Two more energy firms fell victim to the deepening price crisis yesterday.
Orbit Energy (Orbit) and Entice Energy (Entice) have ceased trading in the latest bleak chapter for the UK energy market.
Soaring wholesale costs have caused over 20 energy firms to collapse since September.
The decline of both suppliers means 70,000 more domestic customers have been left in the lurch this winter.
Approximately 65,000 customers from Orbit and 5,400 from Entice will now need to be rescued by Ofgem’s supplier of last resort process.
Under Ofgem’s safety net, domestic consumers will continue to receive energy supplies, while money already paid into accounts will be protected.
Neil Lawrence, director of retail at Ofgem, said customers “do not need to worry” and that the regulator will make sure energy supplies continue.
He said: “You can rely on your energy supply as normal. We will update you when we have chosen a new supplier, who will then get in touch about your tariff.”
So far, four million customers have been affected by the collapse of energy firms across the UK.
Orbit criticised the government and Ofgem for imposing unfair market conditions on the firm, describing itself as a “well-run energy supplier”.

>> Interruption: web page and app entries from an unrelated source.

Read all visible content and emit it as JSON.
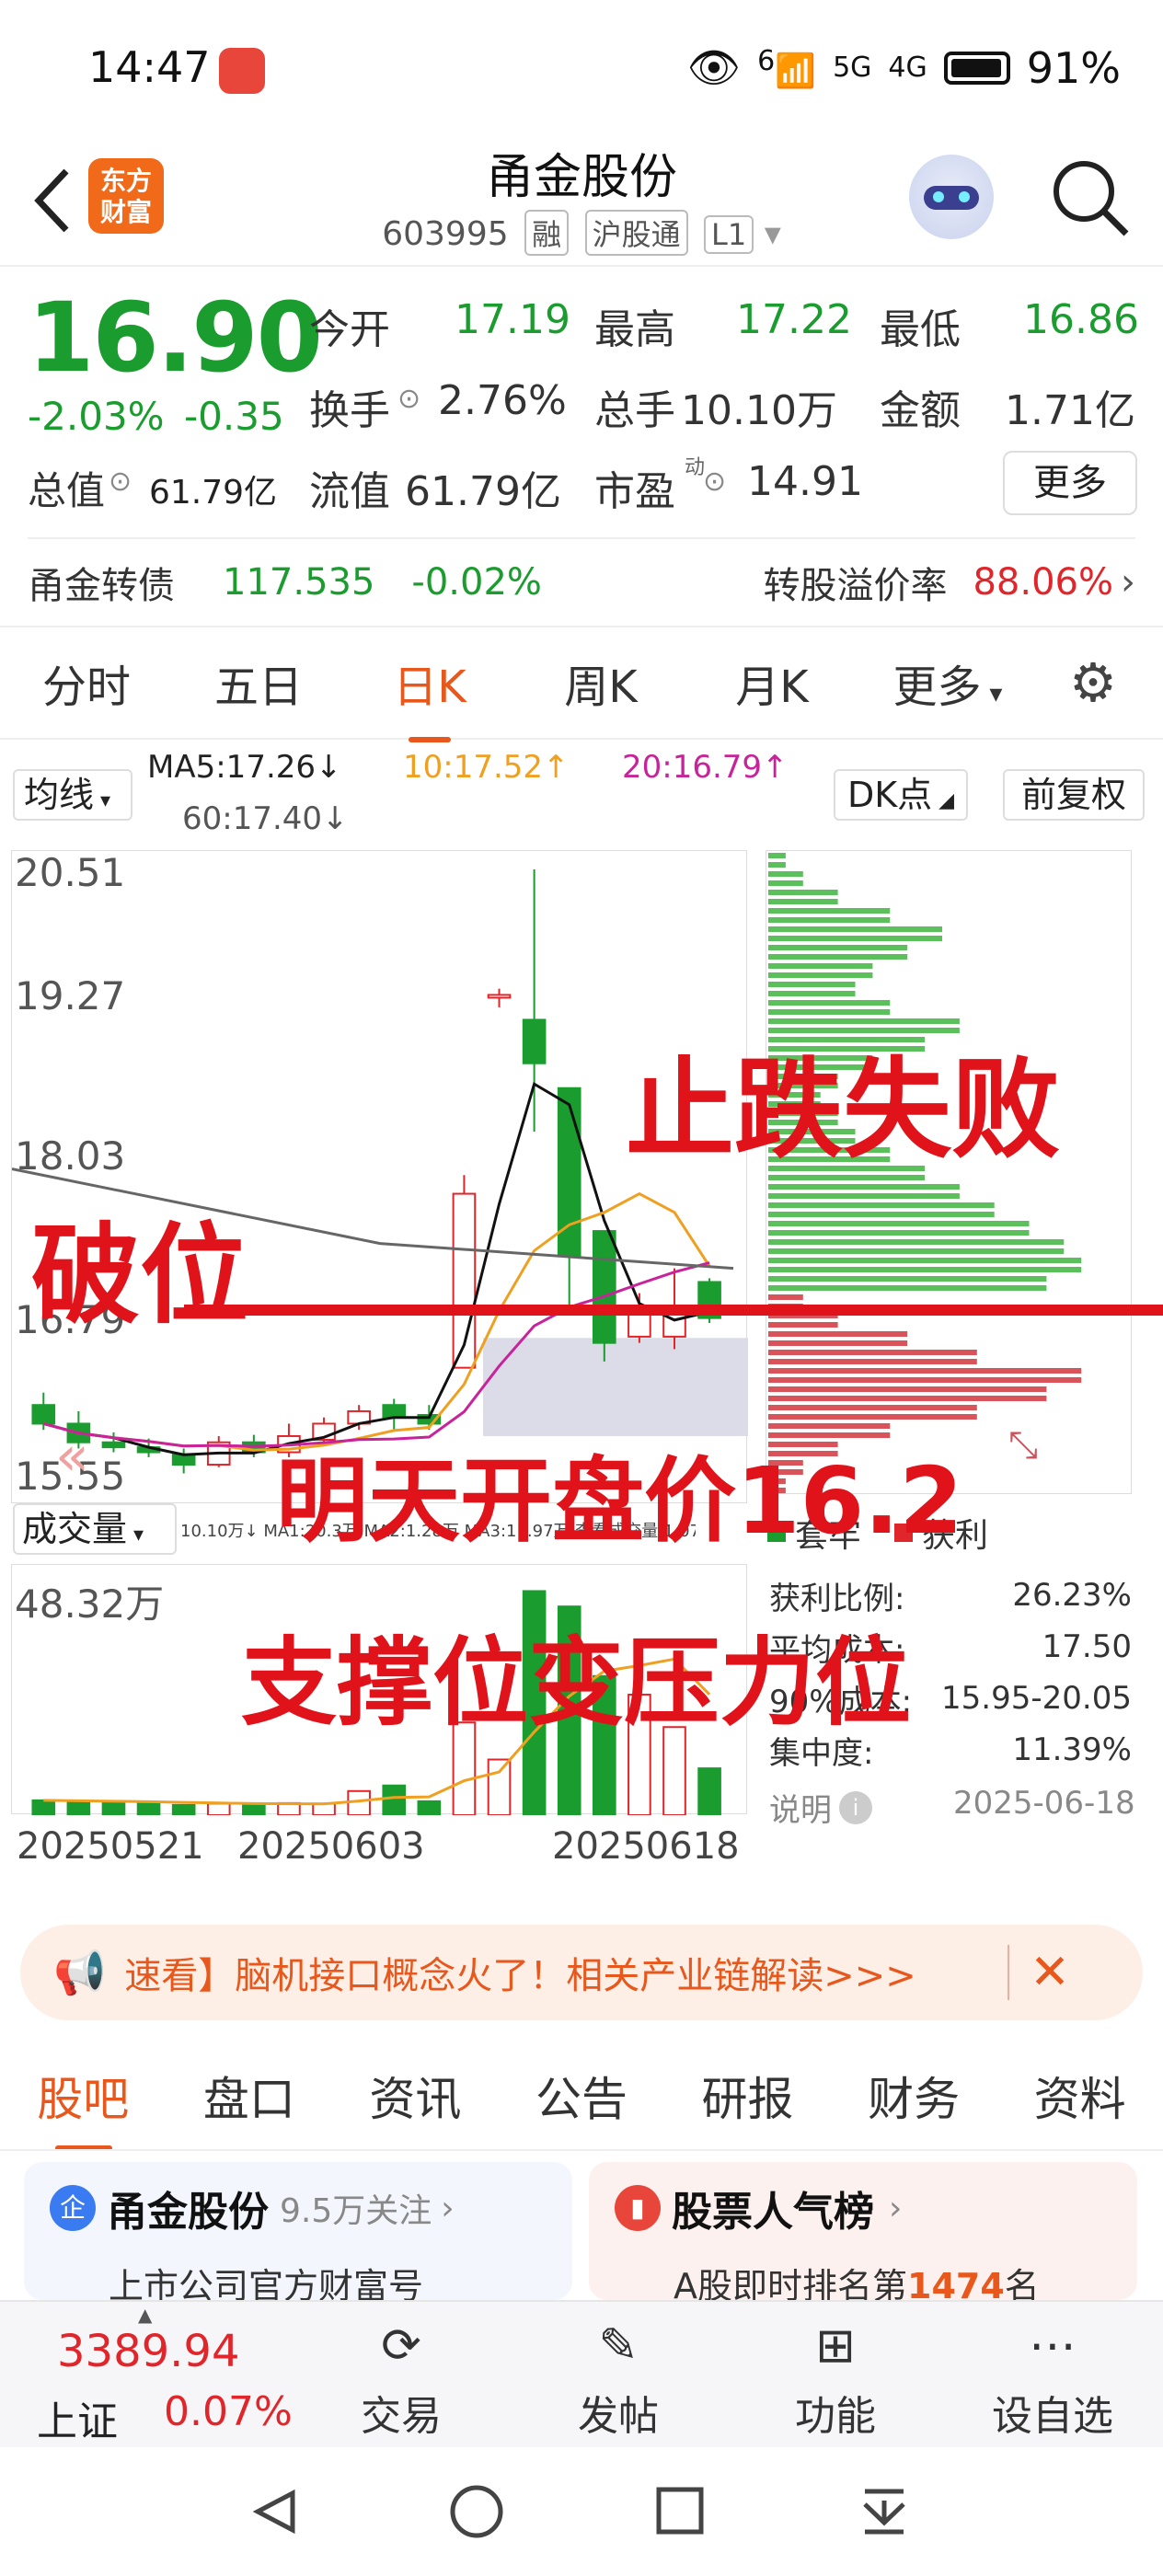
{
  "status": {
    "time": "14:47",
    "battery": "91%",
    "sig1": "6",
    "sig2": "5G",
    "sig3": "4G"
  },
  "header": {
    "title": "甬金股份",
    "code": "603995",
    "tags": [
      "融",
      "沪股通",
      "L1"
    ],
    "logo": [
      "东方",
      "财富"
    ]
  },
  "quote": {
    "price": "16.90",
    "change_pct": "-2.03%",
    "change": "-0.35",
    "open_label": "今开",
    "open": "17.19",
    "high_label": "最高",
    "high": "17.22",
    "low_label": "最低",
    "low": "16.86",
    "turnover_label": "换手",
    "turnover": "2.76%",
    "volume_label": "总手",
    "volume": "10.10万",
    "amount_label": "金额",
    "amount": "1.71亿",
    "mktcap_label": "总值",
    "mktcap": "61.79亿",
    "float_label": "流值",
    "float": "61.79亿",
    "pe_label": "市盈",
    "pe_sup": "动",
    "pe": "14.91",
    "more": "更多"
  },
  "bond": {
    "name": "甬金转债",
    "price": "117.535",
    "change": "-0.02%",
    "premium_label": "转股溢价率",
    "premium": "88.06%"
  },
  "ktabs": [
    "分时",
    "五日",
    "日K",
    "周K",
    "月K",
    "更多"
  ],
  "ma": {
    "selector": "均线",
    "ma5": "MA5:17.26↓",
    "ma10": "10:17.52↑",
    "ma20": "20:16.79↑",
    "ma60": "60:17.40↓",
    "dk": "DK点",
    "fq": "前复权"
  },
  "price_axis": [
    "20.51",
    "19.27",
    "18.03",
    "16.79",
    "15.55"
  ],
  "volume": {
    "selector": "成交量",
    "legend": "10.10万↓  MA1:20.3万  MA2:1.28万  MA3:11.97万  查看成交量  1.07万",
    "max": "48.32万"
  },
  "dates": [
    "20250521",
    "20250603",
    "20250618"
  ],
  "chip": {
    "legend_trap": "套牢",
    "legend_profit": "获利",
    "rows": [
      {
        "label": "获利比例:",
        "value": "26.23%"
      },
      {
        "label": "平均成本:",
        "value": "17.50"
      },
      {
        "label": "90%成本:",
        "value": "15.95-20.05"
      },
      {
        "label": "集中度:",
        "value": "11.39%"
      }
    ],
    "note_label": "说明",
    "date": "2025-06-18"
  },
  "overlays": {
    "t1": "止跌失败",
    "t2": "破位",
    "t3": "明天开盘价16.2",
    "t4": "支撑位变压力位"
  },
  "banner": {
    "text": "速看】脑机接口概念火了！相关产业链解读>>>"
  },
  "btabs": [
    "股吧",
    "盘口",
    "资讯",
    "公告",
    "研报",
    "财务",
    "资料"
  ],
  "cards": [
    {
      "name": "甬金股份",
      "follow": "9.5万关注",
      "sub": "上市公司官方财富号"
    },
    {
      "name": "股票人气榜",
      "sub_pre": "A股即时排名第",
      "rank": "1474",
      "sub_post": "名"
    }
  ],
  "nav": {
    "index_value": "3389.94",
    "index_name": "上证",
    "index_change": "0.07%",
    "items": [
      "交易",
      "发帖",
      "功能",
      "设自选"
    ]
  },
  "colors": {
    "up": "#e0262b",
    "down": "#1a9c2e",
    "accent": "#e8571b",
    "annotation": "#e0131b"
  },
  "chart_data": {
    "type": "candlestick",
    "x_start": "20250521",
    "x_end": "20250618",
    "ylim": [
      15.55,
      20.51
    ],
    "candles": [
      {
        "o": 16.2,
        "h": 16.3,
        "l": 16.0,
        "c": 16.05
      },
      {
        "o": 16.05,
        "h": 16.15,
        "l": 15.85,
        "c": 15.9
      },
      {
        "o": 15.9,
        "h": 15.98,
        "l": 15.82,
        "c": 15.86
      },
      {
        "o": 15.86,
        "h": 15.93,
        "l": 15.78,
        "c": 15.82
      },
      {
        "o": 15.8,
        "h": 15.85,
        "l": 15.65,
        "c": 15.72
      },
      {
        "o": 15.72,
        "h": 15.95,
        "l": 15.7,
        "c": 15.9
      },
      {
        "o": 15.9,
        "h": 15.96,
        "l": 15.78,
        "c": 15.82
      },
      {
        "o": 15.82,
        "h": 16.05,
        "l": 15.78,
        "c": 15.95
      },
      {
        "o": 15.92,
        "h": 16.1,
        "l": 15.9,
        "c": 16.05
      },
      {
        "o": 16.05,
        "h": 16.2,
        "l": 16.0,
        "c": 16.15
      },
      {
        "o": 16.2,
        "h": 16.25,
        "l": 16.0,
        "c": 16.1
      },
      {
        "o": 16.12,
        "h": 16.2,
        "l": 16.0,
        "c": 16.05
      },
      {
        "o": 16.5,
        "h": 18.05,
        "l": 16.5,
        "c": 17.9
      },
      {
        "o": 19.5,
        "h": 19.55,
        "l": 19.4,
        "c": 19.5
      },
      {
        "o": 19.3,
        "h": 20.51,
        "l": 18.4,
        "c": 18.95
      },
      {
        "o": 18.75,
        "h": 18.75,
        "l": 17.0,
        "c": 17.4
      },
      {
        "o": 17.6,
        "h": 17.6,
        "l": 16.55,
        "c": 16.7
      },
      {
        "o": 16.75,
        "h": 17.1,
        "l": 16.7,
        "c": 16.95
      },
      {
        "o": 16.75,
        "h": 17.3,
        "l": 16.65,
        "c": 17.0
      },
      {
        "o": 17.19,
        "h": 17.22,
        "l": 16.86,
        "c": 16.9
      }
    ],
    "volumes": [
      3.2,
      3.0,
      2.8,
      2.6,
      2.2,
      2.5,
      2.4,
      2.6,
      2.5,
      5.2,
      6.4,
      3.0,
      20.0,
      12.0,
      48.32,
      45.0,
      30.0,
      26.0,
      19.0,
      10.1
    ],
    "chips_trap": [
      0.05,
      0.1,
      0.2,
      0.35,
      0.5,
      0.4,
      0.3,
      0.25,
      0.35,
      0.55,
      0.45,
      0.3,
      0.2,
      0.15,
      0.2,
      0.25,
      0.35,
      0.45,
      0.55,
      0.65,
      0.75,
      0.85,
      0.9,
      0.8
    ],
    "chips_profit": [
      0.1,
      0.2,
      0.4,
      0.6,
      0.9,
      0.8,
      0.6,
      0.35,
      0.2,
      0.1,
      0.05
    ]
  }
}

The company said: “Sadly, the UK government and our regulator Ofgem, expects us to sell energy at a price far lower than the cost to buy – which makes operating unsustainable. It is with a heavy heart that we are confirming to you, our loyal customers, to let you know that despite our best efforts, supplying energy to UK households is no longer viable.”
This outlook echoed statements from doomed supplier Bulb Energy (Bulb), the UK’s seventh biggest energy company which fell into special administration and de-facto nationalisation earlier this week.
Bulb revealed the £1,277 per year price cap limited customer charges to 70p per therm, even though it cost the battered energy supplier £4 per therm to provide for customers.
This means the energy price cap has severely limited the ability of companies to pass skyrocketing costs on to consumers – leaving them painfully exposed.
The government is now set to support Bulb and its administrators Teneo with £1.7bn in public money over the next six months until a buyer can be found for the firm and its 1.7m customers.
Industry leaders such as Scottish Power CEO Keith Anderson and Utilita Energy founder Bill Bullen have both called for the price cap to be reformed, while Utility Warehouse described the situation as a mess in its recent results update.
Even the architect of the price cap, John Penrose MP, has pushed for it to be overhauled.
He said the pricing measure had “completely failed” and was the “wrong type of price cap”.
Ofgem has committed to reviewing the price cap amid industry criticism, with findings from its review scheduled for February 2022.
Meanwhile the government told City A.M. on Monday after Bulb’s fall from grace, that it remains committed to the price cap.